White Sibirkovy may suggest a possible connection with Siberia, but in fact the name is misleading. It is named after a local bush, sibiryok, used for making brooms. Cossacks noticed that sibiryok’s bright yellow flowers exude aromas, similar to those in wine. This prompted them to call the grape Sibirkovy.
Mikhail Pakhalyuk, in charge of Vedernikoff’s vineyards, explains that this is a particularly delicate variety. It grows very slowly and yields grapes with thin skin and a creamy taste, not dissimilar to that of the curiously named but popular Russian soufflé sweets “Bird’s Milk”. Despite its delicate nature, Sibirkovy is difficult to vinify. It presents new challenges with each harvest and is not produced every year.
The 2010 vintage features an aromatic wine with a lovely perfume of flowers, steppe herbs and citruses, full flavours, appealing minerality, ginger spiciness and a lingering taste. Vinodelnya Vedernikoff is the only winery making commercial quantities of Sibirkovy, albeit limited. There are only 13 hectares under cultivation, and a maximum 25,000 bottles of this wine will be made for the 2010 vintage.

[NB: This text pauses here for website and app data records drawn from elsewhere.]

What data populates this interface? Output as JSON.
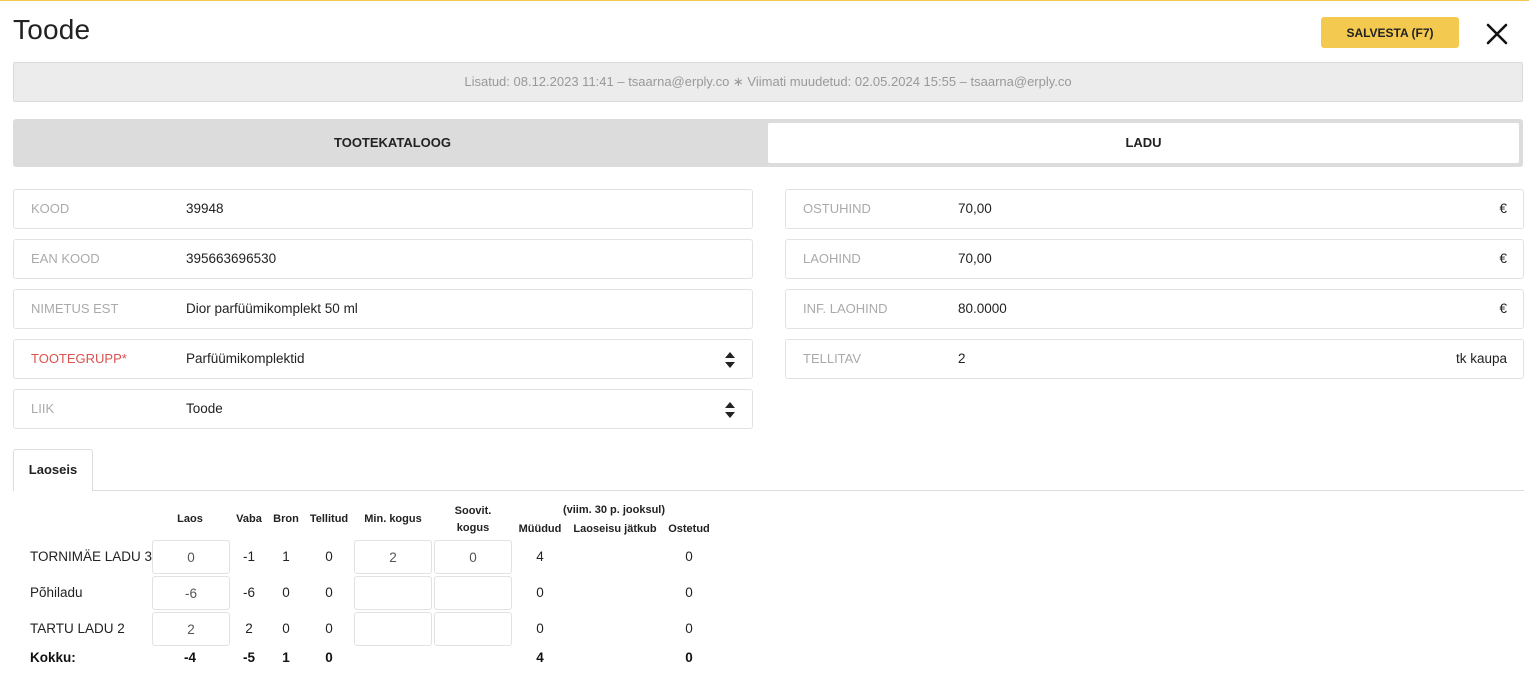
{
  "header": {
    "title": "Toode",
    "save_label": "SALVESTA (F7)",
    "meta": "Lisatud:  08.12.2023 11:41 – tsaarna@erply.co  ∗  Viimati muudetud: 02.05.2024 15:55 – tsaarna@erply.co"
  },
  "tabs": [
    {
      "label": "TOOTEKATALOOG",
      "active": false
    },
    {
      "label": "LADU",
      "active": true
    }
  ],
  "left_fields": [
    {
      "label": "KOOD",
      "value": "39948"
    },
    {
      "label": "EAN KOOD",
      "value": "395663696530"
    },
    {
      "label": "NIMETUS EST",
      "value": "Dior parfüümikomplekt 50 ml"
    },
    {
      "label": "TOOTEGRUPP*",
      "value": "Parfüümikomplektid",
      "required": true,
      "select": true
    },
    {
      "label": "LIIK",
      "value": "Toode",
      "select": true
    }
  ],
  "right_fields": [
    {
      "label": "OSTUHIND",
      "value": "70,00",
      "suffix": "€"
    },
    {
      "label": "LAOHIND",
      "value": "70,00",
      "suffix": "€"
    },
    {
      "label": "INF. LAOHIND",
      "value": "80.0000",
      "suffix": "€"
    },
    {
      "label": "TELLITAV",
      "value": "2",
      "suffix": "tk kaupa"
    }
  ],
  "stock": {
    "tab_label": "Laoseis",
    "headers": {
      "laos": "Laos",
      "vaba": "Vaba",
      "bron": "Bron",
      "tellitud": "Tellitud",
      "min_kogus": "Min. kogus",
      "soovit_1": "Soovit.",
      "soovit_2": "kogus",
      "period": "(viim. 30 p. jooksul)",
      "muudud": "Müüdud",
      "laoseisu_jatkub": "Laoseisu jätkub",
      "ostetud": "Ostetud"
    },
    "rows": [
      {
        "name": "TORNIMÄE LADU 3",
        "laos": "0",
        "vaba": "-1",
        "bron": "1",
        "tellitud": "0",
        "min_kogus": "2",
        "soovit": "0",
        "muudud": "4",
        "laoseisu_jatkub": "",
        "ostetud": "0"
      },
      {
        "name": "Põhiladu",
        "laos": "-6",
        "vaba": "-6",
        "bron": "0",
        "tellitud": "0",
        "min_kogus": "",
        "soovit": "",
        "muudud": "0",
        "laoseisu_jatkub": "",
        "ostetud": "0"
      },
      {
        "name": "TARTU LADU 2",
        "laos": "2",
        "vaba": "2",
        "bron": "0",
        "tellitud": "0",
        "min_kogus": "",
        "soovit": "",
        "muudud": "0",
        "laoseisu_jatkub": "",
        "ostetud": "0"
      }
    ],
    "total": {
      "name": "Kokku:",
      "laos": "-4",
      "vaba": "-5",
      "bron": "1",
      "tellitud": "0",
      "muudud": "4",
      "ostetud": "0"
    }
  }
}
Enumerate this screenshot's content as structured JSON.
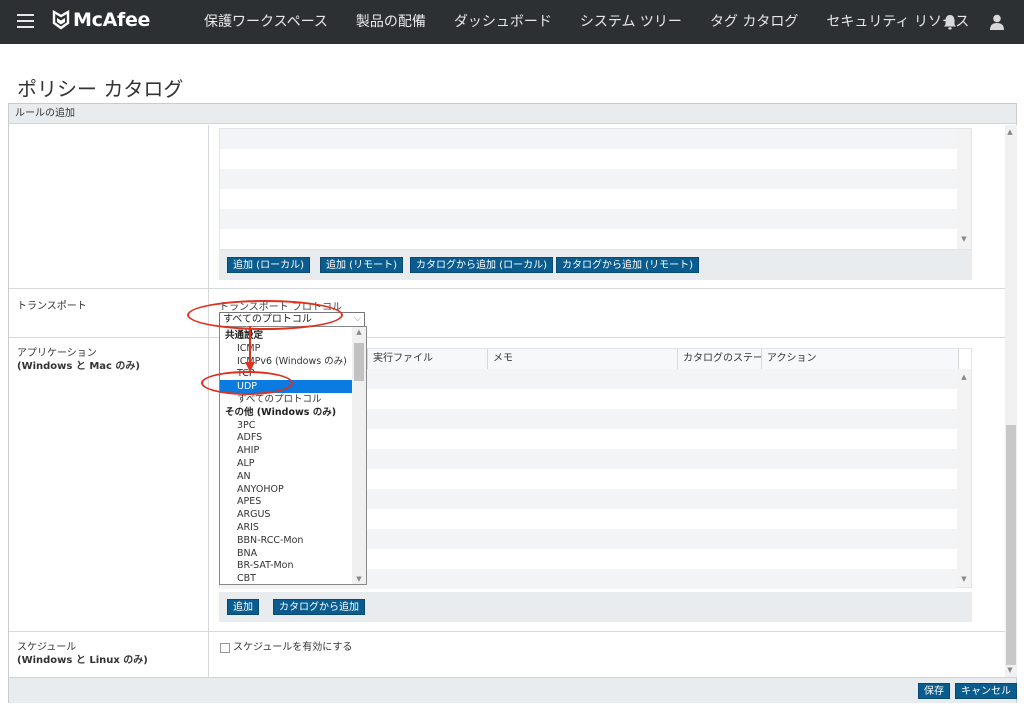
{
  "nav": {
    "logo_text": "McAfee",
    "items": [
      "保護ワークスペース",
      "製品の配備",
      "ダッシュボード",
      "システム ツリー",
      "タグ カタログ",
      "セキュリティ リソース"
    ],
    "bell_icon": "bell-icon",
    "user_icon": "user-icon"
  },
  "page": {
    "title": "ポリシー カタログ"
  },
  "section": {
    "header": "ルールの追加"
  },
  "top_grid": {
    "buttons": [
      "追加 (ローカル)",
      "追加 (リモート)",
      "カタログから追加 (ローカル)",
      "カタログから追加 (リモート)"
    ]
  },
  "transport": {
    "label": "トランスポート",
    "protocol_label": "トランスポート プロトコル",
    "selected": "すべてのプロトコル"
  },
  "dropdown": {
    "options": [
      {
        "text": "共通設定",
        "group": true
      },
      {
        "text": "ICMP"
      },
      {
        "text": "ICMPv6 (Windows のみ)"
      },
      {
        "text": "TCP"
      },
      {
        "text": "UDP",
        "selected": true
      },
      {
        "text": "すべてのプロトコル"
      },
      {
        "text": "その他 (Windows のみ)",
        "group": true
      },
      {
        "text": "3PC"
      },
      {
        "text": "ADFS"
      },
      {
        "text": "AHIP"
      },
      {
        "text": "ALP"
      },
      {
        "text": "AN"
      },
      {
        "text": "ANYOHOP"
      },
      {
        "text": "APES"
      },
      {
        "text": "ARGUS"
      },
      {
        "text": "ARIS"
      },
      {
        "text": "BBN-RCC-Mon"
      },
      {
        "text": "BNA"
      },
      {
        "text": "BR-SAT-Mon"
      },
      {
        "text": "CBT"
      }
    ]
  },
  "application": {
    "label_line1": "アプリケーション",
    "label_line2": "(Windows と Mac のみ)",
    "columns": [
      "実行ファイル",
      "メモ",
      "カタログのステータス",
      "アクション"
    ],
    "buttons": [
      "追加",
      "カタログから追加"
    ]
  },
  "schedule": {
    "label_line1": "スケジュール",
    "label_line2": "(Windows と Linux のみ)",
    "checkbox_label": "スケジュールを有効にする"
  },
  "footer": {
    "save": "保存",
    "cancel": "キャンセル"
  },
  "colors": {
    "nav_bg": "#2c3033",
    "button_bg": "#0b5c8e",
    "selection": "#0a7be0",
    "annotation_ring": "#e0301e"
  }
}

Vedernikoff red flagship variety is Krasnostop. Grape berries are attached to a red stem, or stopa, hence the name. The grape was brought from a nearby village, but was put to wider cultivation in khutor Vedernikov. The name of the original village is still mentioned in the grape’s extended name, Krasnostop Zolotovsky. Unlike Sibirkovy, Krasnostop has a very robust vine—tough as reinforced concrete, says Mikhail Pakhalyuk. The winery pays double rates to prune it. Vinodelnya Vedernikoff makes a varietal wine that shows typical plumminess, spiciness and strong tannic structure and also uses Krasnostop for blending with other grapes for Pravoberezhnoye, or Right Bank, wine.
From the 2010 vintage onwards some Krasnostop will be aged in small oak barrels, to tame the grape’s powerful tannins and give it an extra layer of complexity. This is the most promising Russian red variety, capable of producing wines with depth, structure and potential for aging. Vinodelnya Vedernikoff has already achieved good results. Hopefully, it will continue to improve, and one day will present Krasnostop at its greatest.
The limits of space prevent me from discussing other wines under the Vinodelnya Vedernikoff label, all worth tasting. But there is something else that I must mention. Have you ever heard of a vineyard that is covered with soil for winter and uncovered again every spring? The practice exists in some places in Northern America and China, but—to the best of my knowledge—nobody does this in Europe.
But the climate here is too harsh on vines in winter, thus they have to be protected with a thick blanket of earth from November to April. It’s odd walking the vineyards when vines cannot really be seen.
I will be off again to Vinodelnya Vedernikoff in the summer—to explore the vineyards and hopefully enjoy a glorious view of the Don.